#### WHAT YOU HAVE TO DO:
Please write out all of the data below exactly, without including the pictures.

(Web page and app entries)
· · ·

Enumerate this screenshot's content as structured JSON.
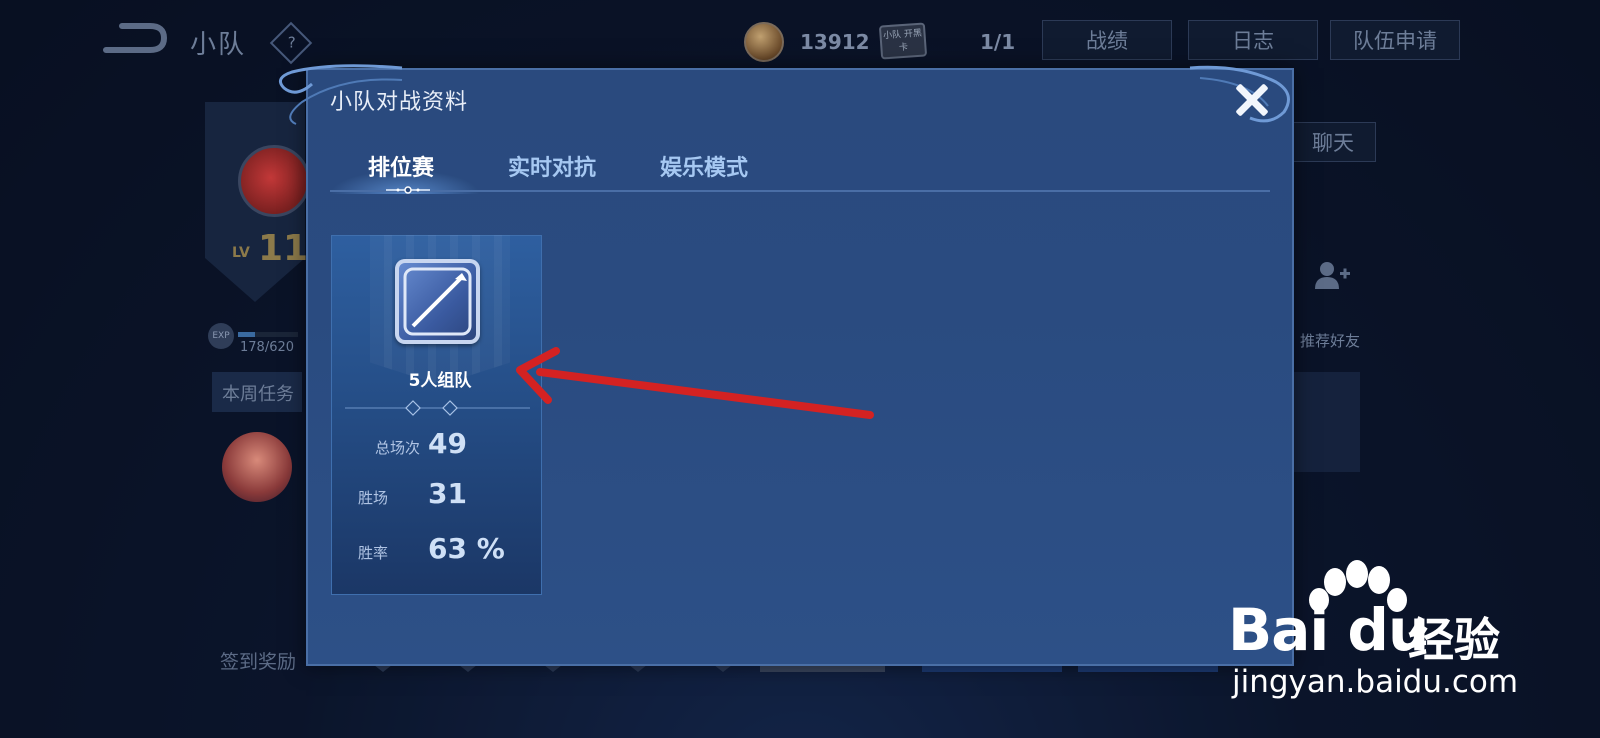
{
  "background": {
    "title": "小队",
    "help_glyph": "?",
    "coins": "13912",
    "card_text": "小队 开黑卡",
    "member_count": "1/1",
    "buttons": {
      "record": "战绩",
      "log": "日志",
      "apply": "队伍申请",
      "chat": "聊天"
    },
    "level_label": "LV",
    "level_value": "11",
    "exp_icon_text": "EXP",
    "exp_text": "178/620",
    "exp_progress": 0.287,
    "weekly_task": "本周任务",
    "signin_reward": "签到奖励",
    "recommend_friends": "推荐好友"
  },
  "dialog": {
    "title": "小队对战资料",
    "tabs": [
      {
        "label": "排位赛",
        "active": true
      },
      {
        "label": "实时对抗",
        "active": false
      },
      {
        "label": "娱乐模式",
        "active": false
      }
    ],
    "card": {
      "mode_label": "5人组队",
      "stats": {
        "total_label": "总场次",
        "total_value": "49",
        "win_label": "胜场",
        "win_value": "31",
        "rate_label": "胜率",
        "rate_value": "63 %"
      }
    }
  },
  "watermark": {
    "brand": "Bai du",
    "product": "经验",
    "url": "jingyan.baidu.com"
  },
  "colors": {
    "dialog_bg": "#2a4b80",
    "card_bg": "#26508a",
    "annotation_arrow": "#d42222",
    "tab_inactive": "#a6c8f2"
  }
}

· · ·

#### RESPONSE BOX:
Enumerate this screenshot's content as structured JSON.
{
  "background": {
    "title": "小队",
    "help_glyph": "?",
    "coins": "13912",
    "card_text": "小队 开黑卡",
    "member_count": "1/1",
    "buttons": {
      "record": "战绩",
      "log": "日志",
      "apply": "队伍申请",
      "chat": "聊天"
    },
    "level_label": "LV",
    "level_value": "11",
    "exp_icon_text": "EXP",
    "exp_text": "178/620",
    "exp_progress": 0.287,
    "weekly_task": "本周任务",
    "signin_reward": "签到奖励",
    "recommend_friends": "推荐好友"
  },
  "dialog": {
    "title": "小队对战资料",
    "tabs": [
      {
        "label": "排位赛",
        "active": true
      },
      {
        "label": "实时对抗",
        "active": false
      },
      {
        "label": "娱乐模式",
        "active": false
      }
    ],
    "card": {
      "mode_label": "5人组队",
      "stats": {
        "total_label": "总场次",
        "total_value": "49",
        "win_label": "胜场",
        "win_value": "31",
        "rate_label": "胜率",
        "rate_value": "63 %"
      }
    }
  },
  "watermark": {
    "brand": "Bai du",
    "product": "经验",
    "url": "jingyan.baidu.com"
  },
  "colors": {
    "dialog_bg": "#2a4b80",
    "card_bg": "#26508a",
    "annotation_arrow": "#d42222",
    "tab_inactive": "#a6c8f2"
  }
}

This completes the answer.